### Goal of the exercise
Each line that has the string "subtext" must be copied from the records below.

------ Data shown

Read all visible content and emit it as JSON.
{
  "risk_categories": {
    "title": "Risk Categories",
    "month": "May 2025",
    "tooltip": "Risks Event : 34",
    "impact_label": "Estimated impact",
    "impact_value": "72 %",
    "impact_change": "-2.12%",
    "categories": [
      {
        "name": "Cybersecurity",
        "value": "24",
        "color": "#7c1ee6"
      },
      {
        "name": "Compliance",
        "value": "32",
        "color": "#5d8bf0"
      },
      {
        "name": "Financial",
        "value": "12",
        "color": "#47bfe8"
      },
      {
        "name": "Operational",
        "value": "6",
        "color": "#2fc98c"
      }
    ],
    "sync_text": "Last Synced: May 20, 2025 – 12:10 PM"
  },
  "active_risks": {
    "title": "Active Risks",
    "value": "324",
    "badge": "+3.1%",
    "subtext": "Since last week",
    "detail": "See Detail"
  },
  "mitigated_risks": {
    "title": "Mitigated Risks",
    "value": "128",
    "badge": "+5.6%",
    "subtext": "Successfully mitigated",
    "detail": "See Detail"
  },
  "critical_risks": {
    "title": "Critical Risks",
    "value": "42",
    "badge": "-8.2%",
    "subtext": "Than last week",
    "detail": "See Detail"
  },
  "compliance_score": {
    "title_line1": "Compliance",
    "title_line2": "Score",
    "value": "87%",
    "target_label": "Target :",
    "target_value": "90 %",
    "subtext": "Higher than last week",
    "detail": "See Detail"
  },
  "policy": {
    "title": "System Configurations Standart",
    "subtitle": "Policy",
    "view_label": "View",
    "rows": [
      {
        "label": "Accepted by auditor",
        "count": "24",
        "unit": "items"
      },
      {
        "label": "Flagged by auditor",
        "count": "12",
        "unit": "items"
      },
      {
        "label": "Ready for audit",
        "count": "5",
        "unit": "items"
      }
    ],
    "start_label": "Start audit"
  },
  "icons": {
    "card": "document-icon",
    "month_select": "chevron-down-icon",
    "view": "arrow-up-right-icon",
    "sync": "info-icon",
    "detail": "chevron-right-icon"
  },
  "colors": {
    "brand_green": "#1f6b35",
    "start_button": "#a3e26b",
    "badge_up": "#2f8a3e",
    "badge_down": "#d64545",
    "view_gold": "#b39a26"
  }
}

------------

### Solved exercise
    "subtext": "Since last week",
    "subtext": "Successfully mitigated",
    "subtext": "Than last week",
    "subtext": "Higher than last week",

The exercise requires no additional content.